What to do:
From the data below, give the number of lines holding the word "title", with nothing else added.

───── Dataset entries ─────

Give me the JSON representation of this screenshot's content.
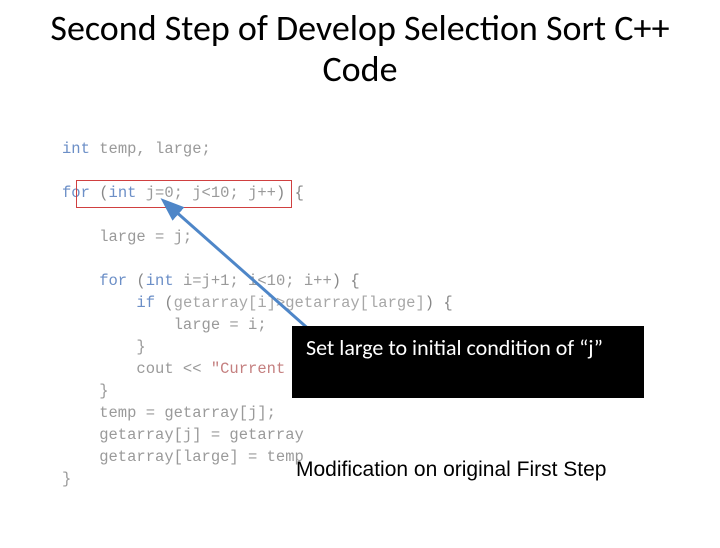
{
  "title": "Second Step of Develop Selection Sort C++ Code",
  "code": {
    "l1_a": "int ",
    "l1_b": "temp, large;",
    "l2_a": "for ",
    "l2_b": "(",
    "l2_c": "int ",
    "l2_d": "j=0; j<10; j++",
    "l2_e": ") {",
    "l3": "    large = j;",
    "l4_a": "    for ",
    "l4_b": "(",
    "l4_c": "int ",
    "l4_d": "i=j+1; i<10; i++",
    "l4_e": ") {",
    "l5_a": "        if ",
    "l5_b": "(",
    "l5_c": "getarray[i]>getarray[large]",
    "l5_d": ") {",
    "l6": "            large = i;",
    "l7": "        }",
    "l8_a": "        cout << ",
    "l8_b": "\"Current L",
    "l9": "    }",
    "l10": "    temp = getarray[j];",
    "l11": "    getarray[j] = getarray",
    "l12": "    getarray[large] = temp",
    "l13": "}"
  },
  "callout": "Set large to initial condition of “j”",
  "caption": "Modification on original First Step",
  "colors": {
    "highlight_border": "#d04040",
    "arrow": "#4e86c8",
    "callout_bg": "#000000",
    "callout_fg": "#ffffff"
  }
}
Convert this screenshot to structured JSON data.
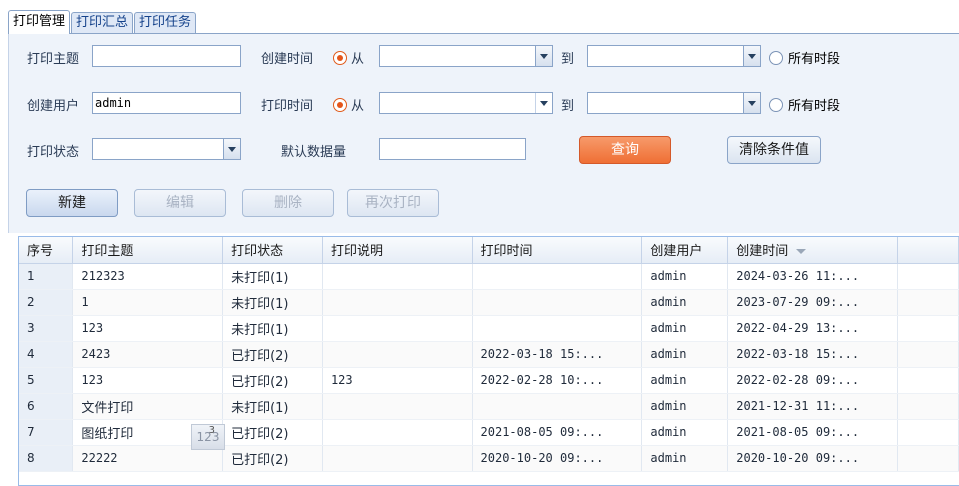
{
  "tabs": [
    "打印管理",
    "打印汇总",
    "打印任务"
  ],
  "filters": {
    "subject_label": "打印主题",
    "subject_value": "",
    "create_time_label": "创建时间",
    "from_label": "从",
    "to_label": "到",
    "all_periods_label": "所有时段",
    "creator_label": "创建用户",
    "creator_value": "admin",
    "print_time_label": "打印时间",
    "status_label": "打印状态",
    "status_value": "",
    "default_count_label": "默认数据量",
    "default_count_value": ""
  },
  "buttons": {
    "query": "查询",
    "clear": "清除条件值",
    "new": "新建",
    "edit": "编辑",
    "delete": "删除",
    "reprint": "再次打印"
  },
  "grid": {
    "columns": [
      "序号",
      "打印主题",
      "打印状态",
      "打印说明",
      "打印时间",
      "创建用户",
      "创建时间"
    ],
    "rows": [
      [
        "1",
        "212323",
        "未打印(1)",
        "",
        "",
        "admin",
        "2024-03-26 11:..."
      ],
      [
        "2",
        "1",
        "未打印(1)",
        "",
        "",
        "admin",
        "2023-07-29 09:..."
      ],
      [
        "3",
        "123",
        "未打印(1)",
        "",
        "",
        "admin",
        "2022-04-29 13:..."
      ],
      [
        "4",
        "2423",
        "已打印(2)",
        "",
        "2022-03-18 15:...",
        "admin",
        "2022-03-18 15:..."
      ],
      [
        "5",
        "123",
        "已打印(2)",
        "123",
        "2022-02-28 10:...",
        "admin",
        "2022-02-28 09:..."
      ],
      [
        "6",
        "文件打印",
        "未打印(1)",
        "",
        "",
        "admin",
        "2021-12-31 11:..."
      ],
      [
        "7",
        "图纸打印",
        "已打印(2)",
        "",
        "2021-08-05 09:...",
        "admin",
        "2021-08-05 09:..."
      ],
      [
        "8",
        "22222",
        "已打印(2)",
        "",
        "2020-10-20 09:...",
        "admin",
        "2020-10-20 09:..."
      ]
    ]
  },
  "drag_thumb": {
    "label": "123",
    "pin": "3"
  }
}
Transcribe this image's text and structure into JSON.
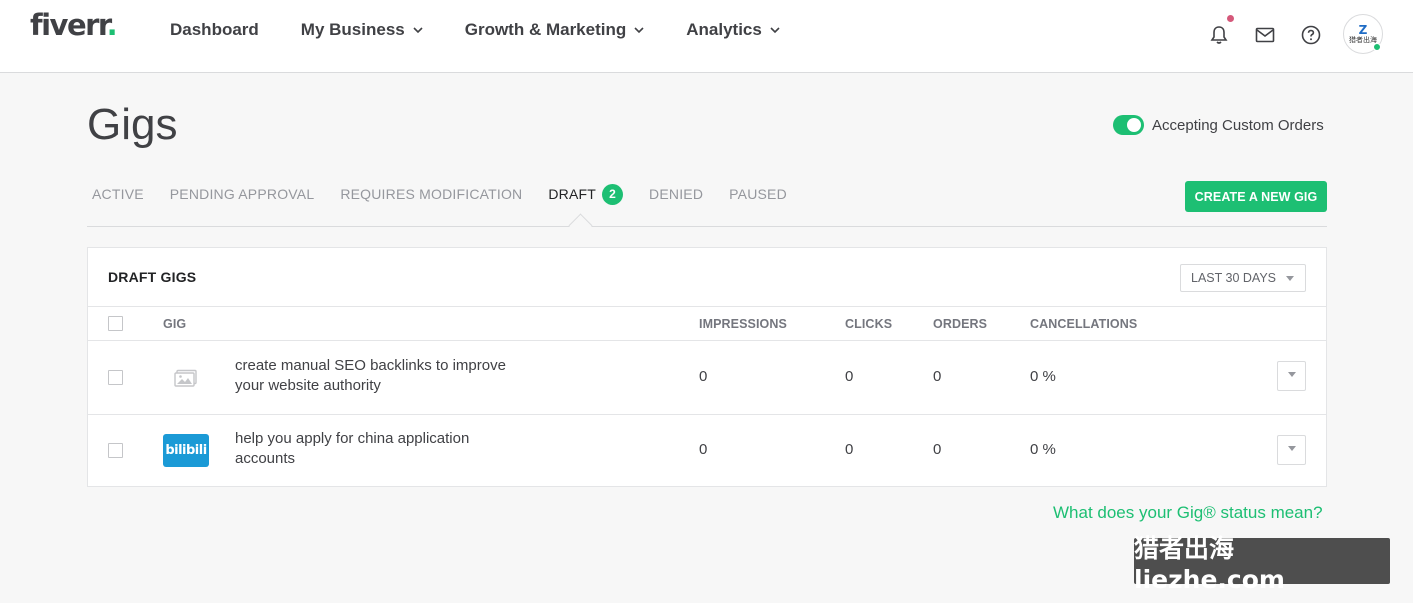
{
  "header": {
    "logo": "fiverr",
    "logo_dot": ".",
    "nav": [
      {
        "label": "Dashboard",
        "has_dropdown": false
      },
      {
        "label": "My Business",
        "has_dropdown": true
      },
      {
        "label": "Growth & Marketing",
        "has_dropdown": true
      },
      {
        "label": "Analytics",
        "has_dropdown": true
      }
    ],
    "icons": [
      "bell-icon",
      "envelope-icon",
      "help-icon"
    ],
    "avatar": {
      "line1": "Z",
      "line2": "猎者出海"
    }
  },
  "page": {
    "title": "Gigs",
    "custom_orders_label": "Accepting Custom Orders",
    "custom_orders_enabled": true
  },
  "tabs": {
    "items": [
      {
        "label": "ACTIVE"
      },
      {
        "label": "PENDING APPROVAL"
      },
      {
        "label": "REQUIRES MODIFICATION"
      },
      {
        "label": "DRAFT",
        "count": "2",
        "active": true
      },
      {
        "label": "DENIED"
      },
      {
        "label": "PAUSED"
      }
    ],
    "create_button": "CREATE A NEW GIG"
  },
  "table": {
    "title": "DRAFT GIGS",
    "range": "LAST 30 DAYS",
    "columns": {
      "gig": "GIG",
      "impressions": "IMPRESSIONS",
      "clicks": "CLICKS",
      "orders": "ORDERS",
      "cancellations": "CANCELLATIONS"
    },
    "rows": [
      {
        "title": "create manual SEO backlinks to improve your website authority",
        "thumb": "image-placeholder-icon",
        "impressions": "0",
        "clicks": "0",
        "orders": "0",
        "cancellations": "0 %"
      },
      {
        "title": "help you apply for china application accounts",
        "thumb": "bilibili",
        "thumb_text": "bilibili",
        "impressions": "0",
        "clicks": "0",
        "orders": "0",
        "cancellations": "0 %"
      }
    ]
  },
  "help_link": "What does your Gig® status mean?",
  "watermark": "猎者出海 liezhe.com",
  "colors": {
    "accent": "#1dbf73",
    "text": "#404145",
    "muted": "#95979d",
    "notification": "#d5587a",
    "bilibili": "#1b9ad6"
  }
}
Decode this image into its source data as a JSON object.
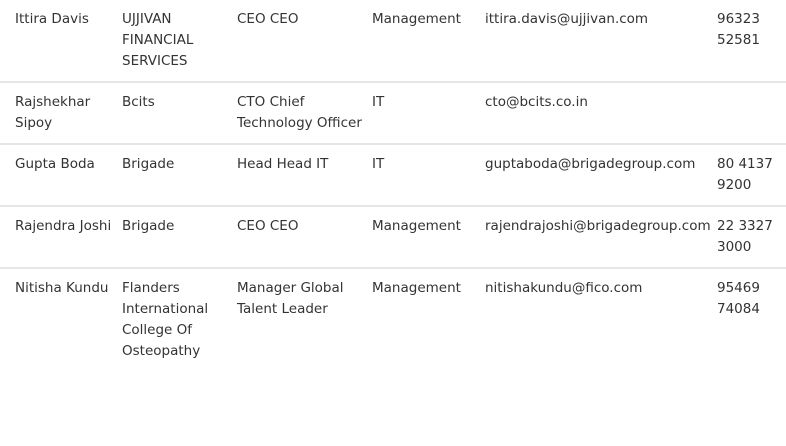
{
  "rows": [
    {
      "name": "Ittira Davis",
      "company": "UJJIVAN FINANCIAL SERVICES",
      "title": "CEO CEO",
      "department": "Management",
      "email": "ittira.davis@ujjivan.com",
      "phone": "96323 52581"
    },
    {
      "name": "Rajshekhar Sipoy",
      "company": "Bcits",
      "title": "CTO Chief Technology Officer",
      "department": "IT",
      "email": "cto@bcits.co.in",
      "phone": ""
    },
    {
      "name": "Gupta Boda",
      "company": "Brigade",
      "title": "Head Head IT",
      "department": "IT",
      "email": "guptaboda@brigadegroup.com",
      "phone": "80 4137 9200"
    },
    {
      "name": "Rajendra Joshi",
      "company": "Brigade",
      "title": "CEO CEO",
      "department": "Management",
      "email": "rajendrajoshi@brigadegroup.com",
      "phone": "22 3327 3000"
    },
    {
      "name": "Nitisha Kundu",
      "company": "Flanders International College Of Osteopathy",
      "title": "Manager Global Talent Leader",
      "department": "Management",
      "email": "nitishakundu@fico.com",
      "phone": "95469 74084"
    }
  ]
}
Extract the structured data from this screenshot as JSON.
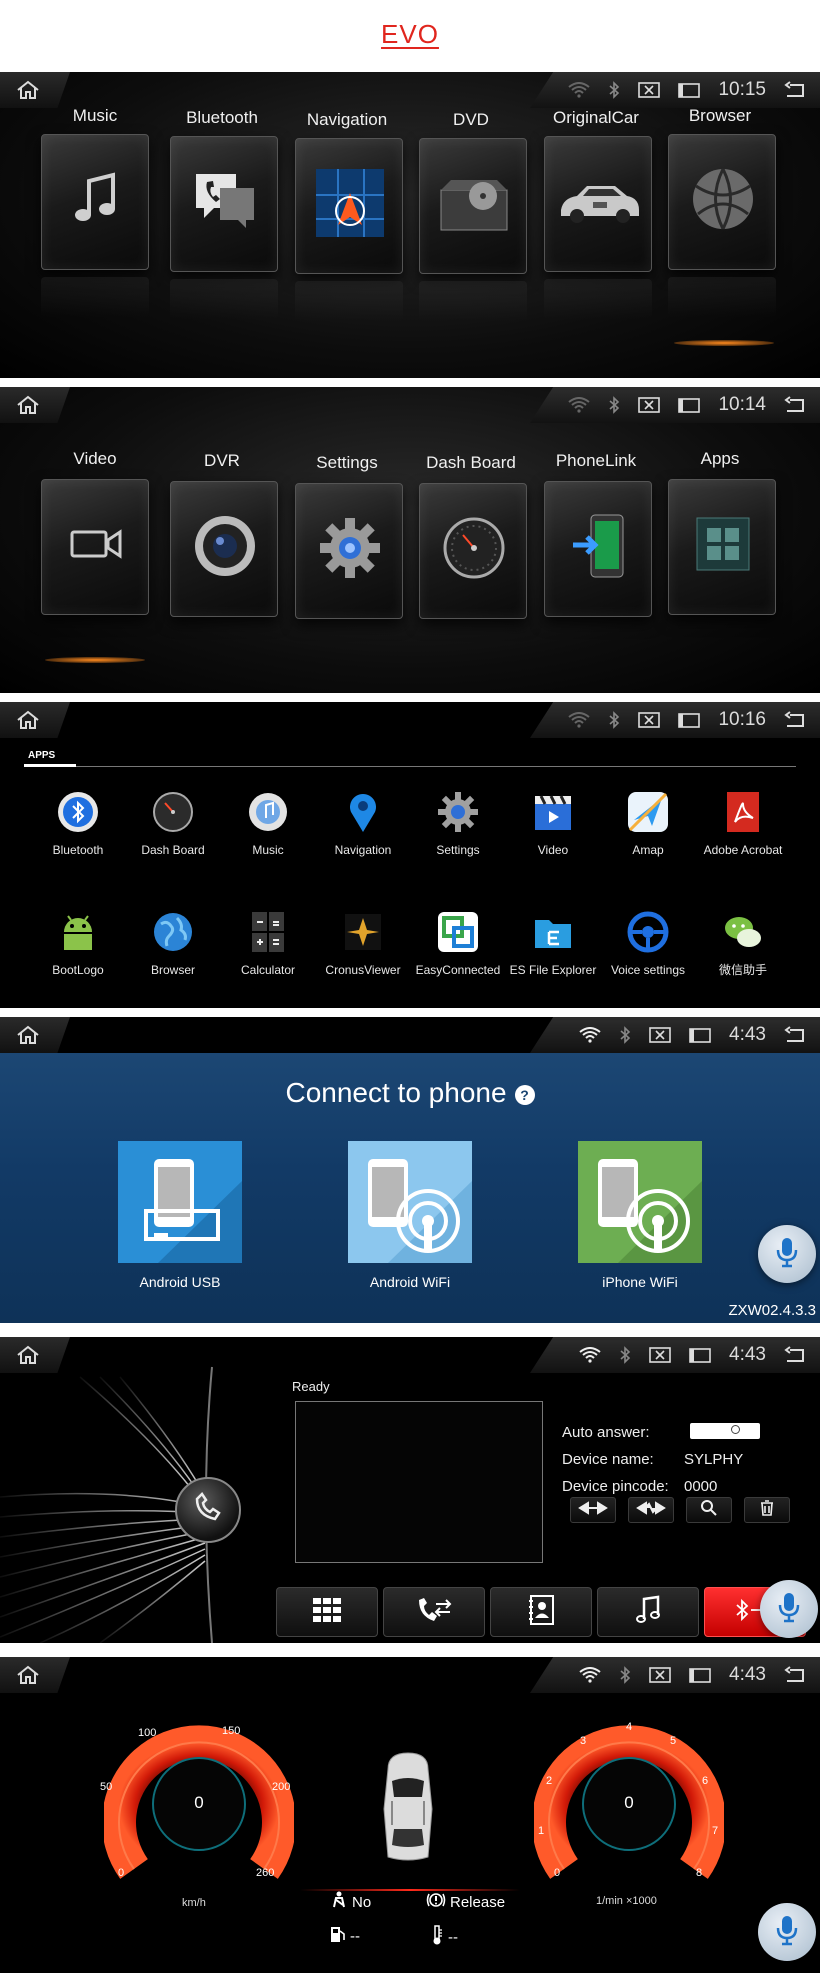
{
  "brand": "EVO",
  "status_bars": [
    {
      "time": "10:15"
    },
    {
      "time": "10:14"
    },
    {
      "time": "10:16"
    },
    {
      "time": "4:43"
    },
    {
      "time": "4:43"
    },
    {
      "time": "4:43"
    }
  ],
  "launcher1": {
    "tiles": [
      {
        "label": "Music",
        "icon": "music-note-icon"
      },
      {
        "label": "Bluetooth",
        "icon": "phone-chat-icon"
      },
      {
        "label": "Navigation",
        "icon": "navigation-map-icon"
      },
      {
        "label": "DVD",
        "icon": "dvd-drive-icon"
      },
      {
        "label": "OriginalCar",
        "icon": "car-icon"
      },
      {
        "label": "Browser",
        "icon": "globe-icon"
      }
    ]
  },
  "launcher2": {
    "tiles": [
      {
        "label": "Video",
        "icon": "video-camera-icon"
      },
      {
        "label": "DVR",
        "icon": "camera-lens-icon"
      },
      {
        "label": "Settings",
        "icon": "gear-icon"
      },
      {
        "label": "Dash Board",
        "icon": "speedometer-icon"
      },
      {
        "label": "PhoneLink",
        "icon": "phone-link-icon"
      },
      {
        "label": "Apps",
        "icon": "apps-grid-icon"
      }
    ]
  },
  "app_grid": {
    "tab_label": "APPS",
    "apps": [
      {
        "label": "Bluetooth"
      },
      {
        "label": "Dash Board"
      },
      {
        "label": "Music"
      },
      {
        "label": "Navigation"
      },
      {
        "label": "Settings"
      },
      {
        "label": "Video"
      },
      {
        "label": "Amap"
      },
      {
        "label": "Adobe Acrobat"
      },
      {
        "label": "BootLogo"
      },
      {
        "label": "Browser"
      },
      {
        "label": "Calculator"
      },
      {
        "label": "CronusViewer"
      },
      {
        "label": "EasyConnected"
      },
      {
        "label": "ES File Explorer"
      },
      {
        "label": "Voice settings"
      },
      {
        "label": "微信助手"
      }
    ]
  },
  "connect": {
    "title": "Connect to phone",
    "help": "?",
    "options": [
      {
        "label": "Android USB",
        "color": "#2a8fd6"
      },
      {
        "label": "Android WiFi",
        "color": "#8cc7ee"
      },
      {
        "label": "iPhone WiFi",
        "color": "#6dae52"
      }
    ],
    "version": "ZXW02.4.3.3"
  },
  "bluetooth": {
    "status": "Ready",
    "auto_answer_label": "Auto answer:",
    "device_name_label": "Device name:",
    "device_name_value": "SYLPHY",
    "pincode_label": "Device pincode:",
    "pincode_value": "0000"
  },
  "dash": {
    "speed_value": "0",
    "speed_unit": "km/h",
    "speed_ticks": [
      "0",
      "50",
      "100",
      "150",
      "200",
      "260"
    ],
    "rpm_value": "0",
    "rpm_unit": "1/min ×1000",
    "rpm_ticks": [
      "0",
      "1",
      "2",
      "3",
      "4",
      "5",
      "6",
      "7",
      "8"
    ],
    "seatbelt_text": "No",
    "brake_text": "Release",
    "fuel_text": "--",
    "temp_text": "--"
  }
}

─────

Expected output:
11